If you don’t know what a minified file of code is this diagram will help. The code on the left is regular CSS code. The code on the right is the same as the left, but without the blank spaces. It is more difficult for us human beings to read, but a lot easier for the computer, and therefore faster.

Reduce Redirects

A redirect is a feature of a site that sends a viewer to a different URL. For example, if you visit our site you will be automatically redirected to where our website actually resides, at Redirects take time, so keep them to a minimum. For example, try to serve the site directly to your mobile audience without redirecting to a mobile version (NOTE: this is not the same as building a mobile-first site). If you have a complicated redirect pattern, it will increase load time.

Avoid Render Blocking JavaScript

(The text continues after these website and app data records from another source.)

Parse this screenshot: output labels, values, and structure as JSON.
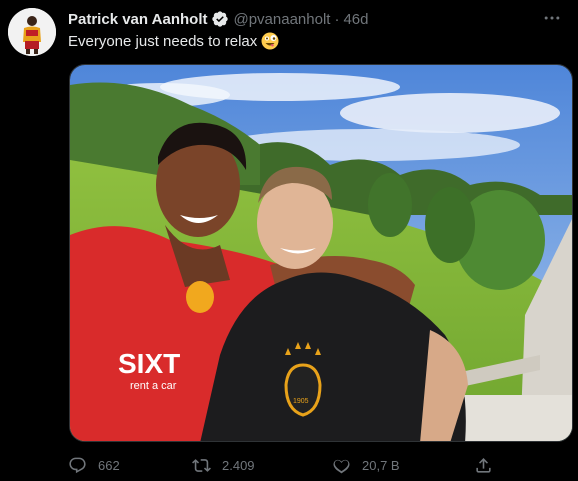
{
  "author": {
    "display_name": "Patrick van Aanholt",
    "handle": "@pvanaanholt",
    "separator": "·",
    "time": "46d",
    "verified": true
  },
  "tweet": {
    "text": "Everyone just needs to relax",
    "emoji": "zany-face-emoji"
  },
  "media": {
    "jersey_sponsor": "SIXT",
    "jersey_sponsor_sub": "rent a car",
    "crest_year": "1905"
  },
  "actions": {
    "replies": "662",
    "retweets": "2.409",
    "likes": "20,7 B"
  },
  "colors": {
    "background": "#000000",
    "primary_text": "#e7e9ea",
    "secondary_text": "#71767b",
    "verified_blue": "#1d9bf0",
    "jersey_red": "#d92b2b"
  }
}
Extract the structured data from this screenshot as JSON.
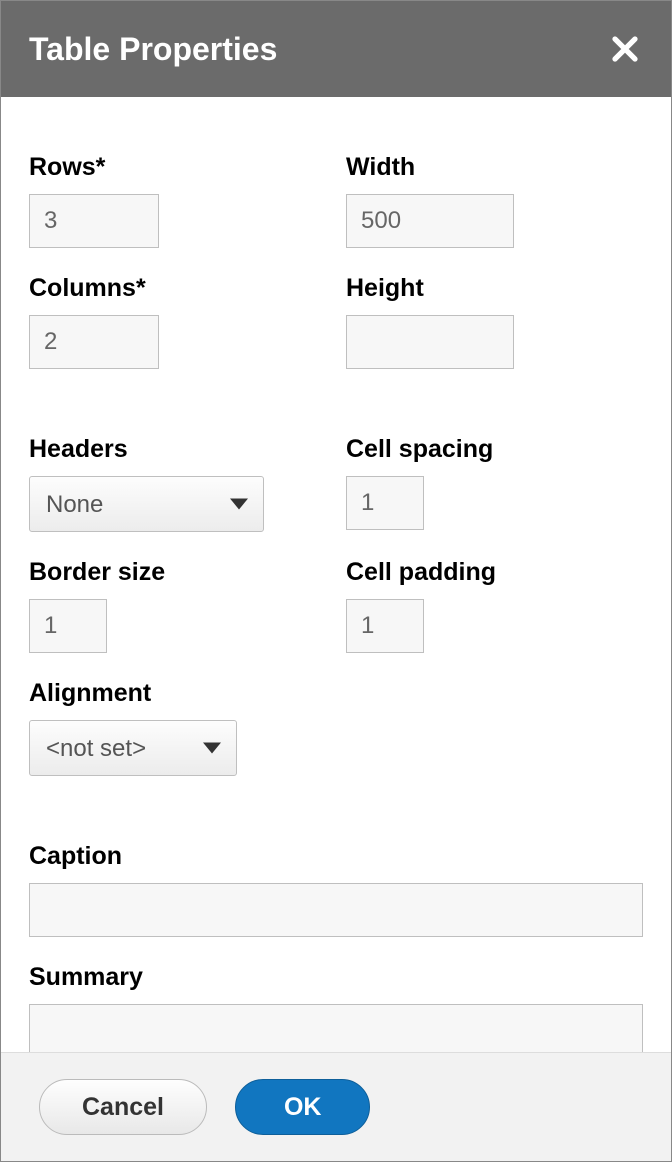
{
  "dialog": {
    "title": "Table Properties"
  },
  "fields": {
    "rows": {
      "label": "Rows*",
      "value": "3"
    },
    "columns": {
      "label": "Columns*",
      "value": "2"
    },
    "width": {
      "label": "Width",
      "value": "500"
    },
    "height": {
      "label": "Height",
      "value": ""
    },
    "headers": {
      "label": "Headers",
      "value": "None"
    },
    "borderSize": {
      "label": "Border size",
      "value": "1"
    },
    "alignment": {
      "label": "Alignment",
      "value": "<not set>"
    },
    "cellSpacing": {
      "label": "Cell spacing",
      "value": "1"
    },
    "cellPadding": {
      "label": "Cell padding",
      "value": "1"
    },
    "caption": {
      "label": "Caption",
      "value": ""
    },
    "summary": {
      "label": "Summary",
      "value": ""
    }
  },
  "buttons": {
    "cancel": "Cancel",
    "ok": "OK"
  }
}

Whenever a browser encounters a script (a piece of code written in JavaScript), it halts the process of rendering the HTML until it has processed the script. This can easily cause load delay and increase the load time for your site. Avoid using render blocking scripts as much as possible. If the scripts are not essential to the site’s first load, place them at the bottom of your HTML. Alternatively, consider using the asynchronous attribute “async” in script. A very clear explanation of how this works can be found here.

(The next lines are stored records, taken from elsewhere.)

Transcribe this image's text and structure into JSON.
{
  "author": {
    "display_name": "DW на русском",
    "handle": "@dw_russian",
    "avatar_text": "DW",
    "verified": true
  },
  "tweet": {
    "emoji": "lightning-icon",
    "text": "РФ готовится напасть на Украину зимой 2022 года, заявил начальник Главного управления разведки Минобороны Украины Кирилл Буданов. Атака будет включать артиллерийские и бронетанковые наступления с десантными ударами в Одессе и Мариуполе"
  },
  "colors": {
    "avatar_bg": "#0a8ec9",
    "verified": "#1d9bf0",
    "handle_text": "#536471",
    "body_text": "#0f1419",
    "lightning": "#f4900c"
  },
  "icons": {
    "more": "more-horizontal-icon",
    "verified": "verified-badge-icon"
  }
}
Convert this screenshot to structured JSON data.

Utilize Browser Caching

A browser cache is a place where the browser stores information such as stylesheets, JavaScript, images, etc. With browser caching, a visitor’s browser won’t have to reload everything when they revisit the page and so load time is decreased. You can set caching memory time in your code. This varies depending on what language your site is written in. We recommend to speak to your developer about this, or if you are a developer, simply Google “how to set cache-memory time using…” and insert your language of choice (PHP, C++, Python, Ruby, etc.).

Use Content Distribution Networks (CDN)

A content distribution network will ensure that your site loads much faster in all parts of the world. If the site a viewer is loading resides on a server in, say, San Francisco and they are loading the site into their browser from Melbourne, Australia, all of the loading requests and messages have to travel all the way from Melbourne to SF and back, which takes time even traveling at internet speeds. 

A CDN stores copies of your website in multiple data centers spread around the country or even the globe to provide users with faster and more reliable access. It means that the SF to Melbourne exchange can be shortened to something along the lines of Melbourne to Sydney. This will help load time around the world.

Content delivery network graphic

File/Image Optimization

Make sure that images and files on your website are not bigger than they need to be (we recommend that they be generally less than 100 kilobytes). Large images uploaded in resolutions way beyond what the website requires take up unnecessary, and precious, load time.

CSS sprites can help with this by combining all images in one giant image and then choosing to only showcase particular parts of that image (which would be the specific image you want to show).

Compress Your Images

We recommend using Adobe Photoshop to compress your images to below 100 kilobytes in size. This will reduce the render time on each URL that has images.

A slow website is a bad website, so refrain from using large raw image files or excessively big resolutions.